For many IT teams, the question “What is a cloud firewall” is being replaced by “What security tool can we use instead of a cloud firewall.”

Why FWaaS is Replacing Virtual Firewalls

And the answer to that question is quickly becoming FWaaS. FWaaS offerings are independent cloud services that provide companies with their own firewall instances to manage and run. Unlike firewalls, FWaaS provide customers their own logical firewall instances running on the provider’s multitenant firewall platform.

FWaaS platforms are genuine cloud services. They’re multitenant, elastic, and highly scalable, allowing the individual firewalls to consume compute resources more efficiently than individual cloud firewalls. FWaaS providers also assume the burden of ensuring firewall performance doesn’t suffer as traffic loads grow. And since compute resources and operating costs are spread across all customers, FWaaS platforms are often more cost-effective than cloud firewalls.

In short, by using FWaaS, organizations retain the scalability, availability, and extensibility of a cloud deployment. At the same time, they enjoy the low-cost cloud option and improved line-rate network performance.

Does FWaaS Go Far Enough?

FWaaS might seem to answer the security problems facing enterprises, but what they miss is the global network. Most enterprises have at least some resources in private datacenters. Users require optimized access to those resources and the cloud. FWaaS offerings, though, rely on the unpredictable global Internet for transport. Performance to corporate datacenters is far too unpredictable and sluggish for enterprises used to the MPLS and private backbones.

FWaaS offerings also often target HTTP-based applications. Other applications based around legacy protocols may not be supported or require purchasing additional products.

Since FWaaS offerings can’t cover the complete enterprise, they must be integrated with existing networking and security tools. This creates greater operational complexity for IT and leads to fragmented network visibility, complicating the detection of the network traffic patterns indicating malware infections.

In short, FWaaS steps in the right direction but without the underlying network remains a partial solution. For most enterprises, FWaaS doesn’t go far enough.

Moving from Cloud Firewall to SASE

Secure Access Service Edge (SASE) expands on FWaaS, converging security with a global, optimized network. The Cato SASE platform, for example, includes the Cato Global Private Backbone, a global, geographically distributed, SLA-backed network of 60+ PoPs interconnected by multiple tier-1 carriers. Within those PoPs, a complete suite of security services — NGFW, IPS, URLF, anti-malware, and more — operate on all traffic. The traffic is then sent onto the Internet or across the Cato global private backbone to other edges — branch offices, datatcenters, remote users, and cloud resources — connected to Cato PoPs.

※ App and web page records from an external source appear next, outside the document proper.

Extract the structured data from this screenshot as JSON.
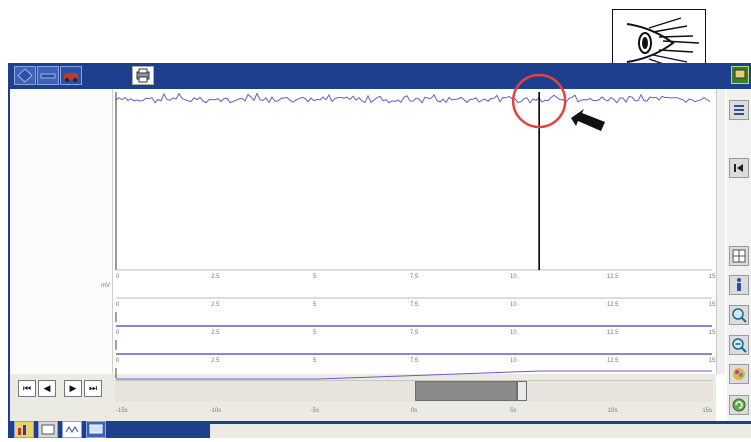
{
  "eye_callout": {
    "icon": "eye-icon"
  },
  "toolbar": {
    "buttons": [
      {
        "name": "nav-diamond-button",
        "icon": "diamond-icon"
      },
      {
        "name": "tool-button",
        "icon": "wrench-icon"
      },
      {
        "name": "car-button",
        "icon": "car-icon"
      },
      {
        "name": "print-button",
        "icon": "printer-icon"
      }
    ],
    "top_right_icon": "window-icon"
  },
  "chart": {
    "tick_labels": [
      "0",
      "2.5",
      "5",
      "7.5",
      "10",
      "12.5",
      "15"
    ],
    "row_tick_labels": [
      "0",
      "2.5",
      "5",
      "7.5",
      "10",
      "12.5",
      "15"
    ],
    "time_labels": [
      "-15s",
      "-10s",
      "-5s",
      "0s",
      "5s",
      "10s",
      "15s"
    ],
    "unit_label": "mV",
    "cursor_fraction": 0.71
  },
  "right_toolbar": {
    "buttons": [
      "list-icon",
      "skip-back-icon",
      "grid-icon",
      "info-icon",
      "zoom-in-icon",
      "zoom-out-icon",
      "color-icon",
      "refresh-icon"
    ]
  },
  "navigation": {
    "first": "⏮",
    "prev": "◀",
    "next": "▶",
    "last": "⏭"
  },
  "colors": {
    "frame_blue": "#1d3f8e",
    "trace_purple": "#6a5acd",
    "callout_red": "#e0443a"
  }
}
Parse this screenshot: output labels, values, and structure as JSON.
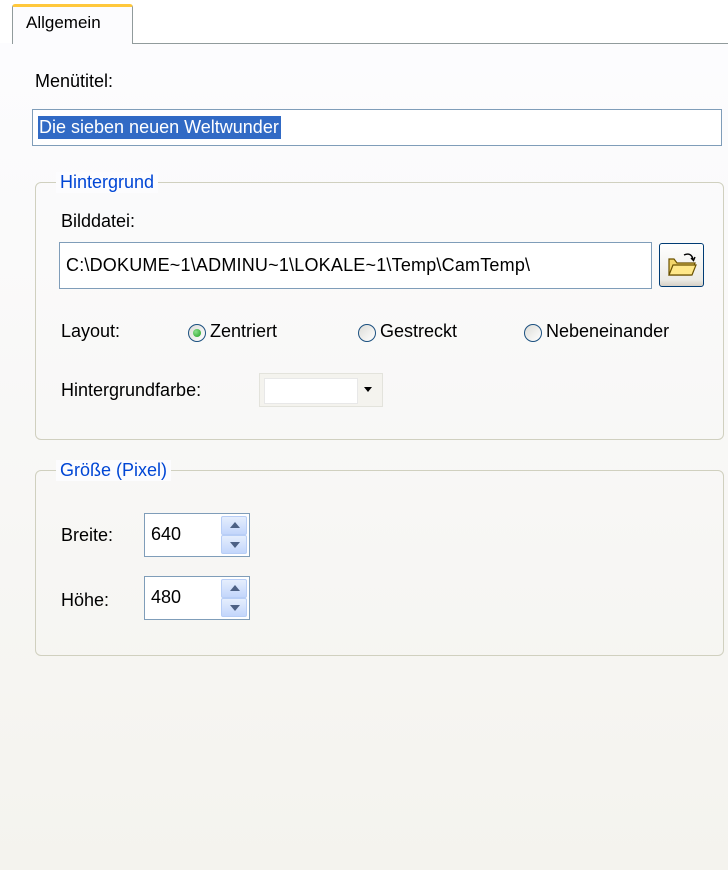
{
  "tabs": [
    {
      "label": "Allgemein",
      "active": true
    }
  ],
  "menu_title": {
    "label": "Menütitel:",
    "value": "Die sieben neuen Weltwunder"
  },
  "background": {
    "group_label": "Hintergrund",
    "image_file_label": "Bilddatei:",
    "image_file_value": "C:\\DOKUME~1\\ADMINU~1\\LOKALE~1\\Temp\\CamTemp\\",
    "browse_icon": "open-folder-icon",
    "layout_label": "Layout:",
    "layout_options": [
      {
        "label": "Zentriert",
        "selected": true
      },
      {
        "label": "Gestreckt",
        "selected": false
      },
      {
        "label": "Nebeneinander",
        "selected": false
      }
    ],
    "color_label": "Hintergrundfarbe:",
    "color_value": "#ffffff"
  },
  "size": {
    "group_label": "Größe (Pixel)",
    "width_label": "Breite:",
    "width_value": "640",
    "height_label": "Höhe:",
    "height_value": "480"
  },
  "colors": {
    "accent_tab": "#ffc83c",
    "group_legend": "#0046d5",
    "selection": "#316ac5",
    "field_border": "#7f9db9"
  }
}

The Cato network includes built-in WAN optimization, route optimization, dynamic carrier selection, and cloud optimization to deliver far better performance than the global Internet or legacy infrastructure. During customer testing, for example, file transfer performance improved by 20x with Cato when compared against MPLS. Other customers have seen similar, if not better results, when comparing Cato against the global Internet.

The convergence of security and networking also provides Cato with unprecedented visibility into enterprise traffic flows. Using this unique insight, a team of dedicated networking and security experts seamlessly and continuously update Cato defenses. They offload the burden from enterprises of ensuring maximum service availability, optimal network performance, and the highest level of protection against emerging threats.

It’s Time to Upgrade your Cloud Firewall with SASE

Cato is the world’s first SASE platform. It enables customers to easily connect physical locations, cloud resources, and mobile users to Cato and provides IT teams with a single, self-service console to manage security services.

Share this:

Share on facebook
Share on twitter
Share on linkedin

Subscribe!

Related Posts

Talk to an ATC technology advisor today!

Subscribe!